Legend has it that Bodhidharma spent 9 years meditating inside a cave, due to such a long time without moving, he lost his arms and legs (hence ovoid) but despite that he never fell and continued meditating.
The monk, angry with himself for having lost his arms and legs, tore his eyelids to never fall asleep again, and that is why the figure is shown with his eyes completely blank.
Our Daruma are figures made entirely by hand in a small workshop in Japan, they are made of papier-mâché and some have a weight at their base that gives them balance and makes them sit up and return to the vertical position if you touch or push them. it is the way to represent perseverance and "getting back up" after a jolt.
"If you fall seven times, get up eight"

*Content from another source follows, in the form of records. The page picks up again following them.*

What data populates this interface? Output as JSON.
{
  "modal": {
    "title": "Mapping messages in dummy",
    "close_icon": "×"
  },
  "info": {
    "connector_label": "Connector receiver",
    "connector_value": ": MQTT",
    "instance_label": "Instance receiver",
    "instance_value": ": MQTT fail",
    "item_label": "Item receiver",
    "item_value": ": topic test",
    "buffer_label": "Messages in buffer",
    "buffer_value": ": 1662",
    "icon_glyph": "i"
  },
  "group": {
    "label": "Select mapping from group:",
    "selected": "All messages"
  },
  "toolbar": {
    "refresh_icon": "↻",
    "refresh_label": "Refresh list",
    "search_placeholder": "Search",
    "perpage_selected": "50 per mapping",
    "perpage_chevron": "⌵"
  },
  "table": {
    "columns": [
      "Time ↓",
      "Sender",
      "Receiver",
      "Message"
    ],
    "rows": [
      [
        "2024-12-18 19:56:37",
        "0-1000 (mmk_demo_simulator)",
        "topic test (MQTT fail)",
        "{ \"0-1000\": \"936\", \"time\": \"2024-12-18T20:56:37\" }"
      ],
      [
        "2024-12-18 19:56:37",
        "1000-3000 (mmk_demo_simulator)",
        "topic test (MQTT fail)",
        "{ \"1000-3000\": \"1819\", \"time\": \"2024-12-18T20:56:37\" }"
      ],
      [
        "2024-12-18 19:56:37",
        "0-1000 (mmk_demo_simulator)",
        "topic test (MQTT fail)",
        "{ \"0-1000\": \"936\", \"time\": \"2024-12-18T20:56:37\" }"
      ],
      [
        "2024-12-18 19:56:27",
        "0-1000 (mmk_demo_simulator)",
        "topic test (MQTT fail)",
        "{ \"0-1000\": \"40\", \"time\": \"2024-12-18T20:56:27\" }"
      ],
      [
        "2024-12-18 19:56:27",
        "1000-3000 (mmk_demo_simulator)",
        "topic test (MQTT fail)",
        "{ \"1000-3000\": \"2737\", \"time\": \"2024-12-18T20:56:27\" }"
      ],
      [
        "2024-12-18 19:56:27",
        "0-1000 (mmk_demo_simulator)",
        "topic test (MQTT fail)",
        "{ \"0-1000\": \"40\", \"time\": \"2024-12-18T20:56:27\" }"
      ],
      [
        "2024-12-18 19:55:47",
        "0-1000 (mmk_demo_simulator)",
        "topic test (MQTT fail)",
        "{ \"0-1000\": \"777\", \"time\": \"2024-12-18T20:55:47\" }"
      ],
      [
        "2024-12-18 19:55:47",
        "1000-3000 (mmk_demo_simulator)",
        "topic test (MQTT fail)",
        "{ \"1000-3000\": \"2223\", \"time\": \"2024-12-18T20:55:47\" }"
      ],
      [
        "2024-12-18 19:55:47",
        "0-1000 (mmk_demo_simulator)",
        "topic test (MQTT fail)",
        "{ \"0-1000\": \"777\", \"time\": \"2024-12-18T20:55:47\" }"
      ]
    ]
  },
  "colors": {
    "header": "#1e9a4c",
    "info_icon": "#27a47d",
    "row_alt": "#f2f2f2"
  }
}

Its most characteristic feature is its face, specifically its eyes, that is where the strength of this symbol lies, which will motivate us and give us strength to achieve our goals.
It is the amulet of the purposes, the first thing you should do is visualize a goal that you want to achieve, it is not about making a wish but being clear about what you want and that only depending on you and your effort can it be achieved.
When you have it clearly visualized, you paint an eye on your Daruma (only one), and you must keep the figure in view every day until you achieve the goal you have set for yourself, he will remind you every day when you look at him that you should not abandon, or decay, and whatever happens, you will continue to make an effort to achieve what you have set out to do.
Once you have achieved your goal and as a sign of gratitude to Daruma, you will be able to paint the second eye and you will be filled with enormous satisfaction.
The more Darumas you have with both eyes painted, the more goals you will have achieved in your life.
The Daruma is a reminder of our effort and perseverance.
Burning Daruma dolls
In Japan it is believed that every amulet has a cycle, and once that cycle is completed it must be taken to the temple to burn as a form of gratitude.
In the case of the Darumas, it is said that they have to be changed every year. Those who have reached their goals used to take their Daruma to a burning ceremony called Daruma Kuyō.